RECORDS

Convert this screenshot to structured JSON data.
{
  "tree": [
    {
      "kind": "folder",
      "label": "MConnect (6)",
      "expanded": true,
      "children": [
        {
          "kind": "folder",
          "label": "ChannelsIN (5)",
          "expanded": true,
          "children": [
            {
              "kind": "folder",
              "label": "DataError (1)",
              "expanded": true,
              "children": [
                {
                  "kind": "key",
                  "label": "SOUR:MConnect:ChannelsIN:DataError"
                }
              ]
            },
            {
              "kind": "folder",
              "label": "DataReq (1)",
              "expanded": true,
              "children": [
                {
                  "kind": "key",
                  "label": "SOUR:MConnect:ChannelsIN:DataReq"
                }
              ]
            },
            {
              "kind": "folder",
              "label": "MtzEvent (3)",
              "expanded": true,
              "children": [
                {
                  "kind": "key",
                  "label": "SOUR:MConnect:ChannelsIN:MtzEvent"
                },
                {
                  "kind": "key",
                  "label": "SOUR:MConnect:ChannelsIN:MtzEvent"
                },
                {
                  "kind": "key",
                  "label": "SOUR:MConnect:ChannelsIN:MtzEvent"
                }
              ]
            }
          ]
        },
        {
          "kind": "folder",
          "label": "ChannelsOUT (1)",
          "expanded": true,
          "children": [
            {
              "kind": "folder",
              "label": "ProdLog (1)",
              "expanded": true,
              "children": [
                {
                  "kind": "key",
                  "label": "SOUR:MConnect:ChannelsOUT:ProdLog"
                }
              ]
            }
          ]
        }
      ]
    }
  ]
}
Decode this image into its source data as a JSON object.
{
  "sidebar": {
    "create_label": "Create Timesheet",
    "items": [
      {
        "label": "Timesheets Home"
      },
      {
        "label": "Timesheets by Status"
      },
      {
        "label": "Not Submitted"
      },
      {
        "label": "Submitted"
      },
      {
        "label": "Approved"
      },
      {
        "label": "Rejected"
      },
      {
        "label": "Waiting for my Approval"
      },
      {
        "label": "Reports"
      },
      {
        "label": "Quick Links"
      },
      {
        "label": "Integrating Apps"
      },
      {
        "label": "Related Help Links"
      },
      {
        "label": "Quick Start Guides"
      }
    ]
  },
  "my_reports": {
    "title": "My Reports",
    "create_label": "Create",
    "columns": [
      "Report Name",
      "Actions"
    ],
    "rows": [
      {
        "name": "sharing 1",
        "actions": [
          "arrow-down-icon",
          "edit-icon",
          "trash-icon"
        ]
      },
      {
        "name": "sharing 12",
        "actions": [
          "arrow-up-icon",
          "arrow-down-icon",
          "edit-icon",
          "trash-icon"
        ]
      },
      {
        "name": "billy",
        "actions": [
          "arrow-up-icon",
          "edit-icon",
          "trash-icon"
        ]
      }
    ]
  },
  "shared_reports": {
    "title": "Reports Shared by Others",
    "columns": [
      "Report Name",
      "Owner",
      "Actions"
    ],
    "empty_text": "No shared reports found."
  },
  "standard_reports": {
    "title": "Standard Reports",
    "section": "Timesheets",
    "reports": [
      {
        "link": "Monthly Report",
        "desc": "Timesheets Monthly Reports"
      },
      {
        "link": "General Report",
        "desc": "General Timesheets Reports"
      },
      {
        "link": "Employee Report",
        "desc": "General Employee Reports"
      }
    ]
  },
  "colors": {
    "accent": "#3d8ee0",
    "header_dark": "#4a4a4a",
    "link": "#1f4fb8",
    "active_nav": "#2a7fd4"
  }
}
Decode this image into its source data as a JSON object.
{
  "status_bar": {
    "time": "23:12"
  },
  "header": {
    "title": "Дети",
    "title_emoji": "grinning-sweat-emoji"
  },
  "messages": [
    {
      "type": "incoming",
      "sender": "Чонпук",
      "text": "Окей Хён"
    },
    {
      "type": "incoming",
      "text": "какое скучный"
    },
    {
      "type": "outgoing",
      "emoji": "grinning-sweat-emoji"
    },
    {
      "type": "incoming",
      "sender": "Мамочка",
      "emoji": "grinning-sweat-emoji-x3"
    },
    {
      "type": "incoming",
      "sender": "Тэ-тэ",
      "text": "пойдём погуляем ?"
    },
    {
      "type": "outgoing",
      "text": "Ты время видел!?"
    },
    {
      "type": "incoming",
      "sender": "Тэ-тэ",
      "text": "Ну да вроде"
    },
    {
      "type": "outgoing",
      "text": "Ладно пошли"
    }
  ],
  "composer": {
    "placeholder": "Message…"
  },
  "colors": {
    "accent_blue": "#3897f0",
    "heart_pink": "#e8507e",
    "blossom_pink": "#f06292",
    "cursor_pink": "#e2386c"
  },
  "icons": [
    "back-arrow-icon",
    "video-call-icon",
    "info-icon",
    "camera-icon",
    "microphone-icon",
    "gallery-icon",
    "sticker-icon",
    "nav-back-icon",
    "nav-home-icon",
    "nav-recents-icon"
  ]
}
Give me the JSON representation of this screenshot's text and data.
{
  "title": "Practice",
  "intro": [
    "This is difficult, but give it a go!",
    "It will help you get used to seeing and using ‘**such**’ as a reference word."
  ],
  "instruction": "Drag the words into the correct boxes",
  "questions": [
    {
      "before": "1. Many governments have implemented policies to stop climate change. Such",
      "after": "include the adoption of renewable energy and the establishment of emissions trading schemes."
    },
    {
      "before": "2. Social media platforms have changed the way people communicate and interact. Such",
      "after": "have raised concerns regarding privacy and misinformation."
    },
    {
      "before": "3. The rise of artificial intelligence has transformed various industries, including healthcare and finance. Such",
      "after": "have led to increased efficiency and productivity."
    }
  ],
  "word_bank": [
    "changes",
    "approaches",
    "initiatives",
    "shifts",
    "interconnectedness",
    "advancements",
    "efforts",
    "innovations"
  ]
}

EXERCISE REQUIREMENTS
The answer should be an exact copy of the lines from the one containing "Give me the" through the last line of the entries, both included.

RESULT OF THIS TASK
Give me the JSON representation of this screenshot's text and data.
{
  "title": "Practice",
  "intro": [
    "This is difficult, but give it a go!",
    "It will help you get used to seeing and using ‘**such**’ as a reference word."
  ],
  "instruction": "Drag the words into the correct boxes",
  "questions": [
    {
      "before": "1. Many governments have implemented policies to stop climate change. Such",
      "after": "include the adoption of renewable energy and the establishment of emissions trading schemes."
    },
    {
      "before": "2. Social media platforms have changed the way people communicate and interact. Such",
      "after": "have raised concerns regarding privacy and misinformation."
    },
    {
      "before": "3. The rise of artificial intelligence has transformed various industries, including healthcare and finance. Such",
      "after": "have led to increased efficiency and productivity."
    }
  ],
  "word_bank": [
    "changes",
    "approaches",
    "initiatives",
    "shifts",
    "interconnectedness",
    "advancements",
    "efforts",
    "innovations"
  ]
}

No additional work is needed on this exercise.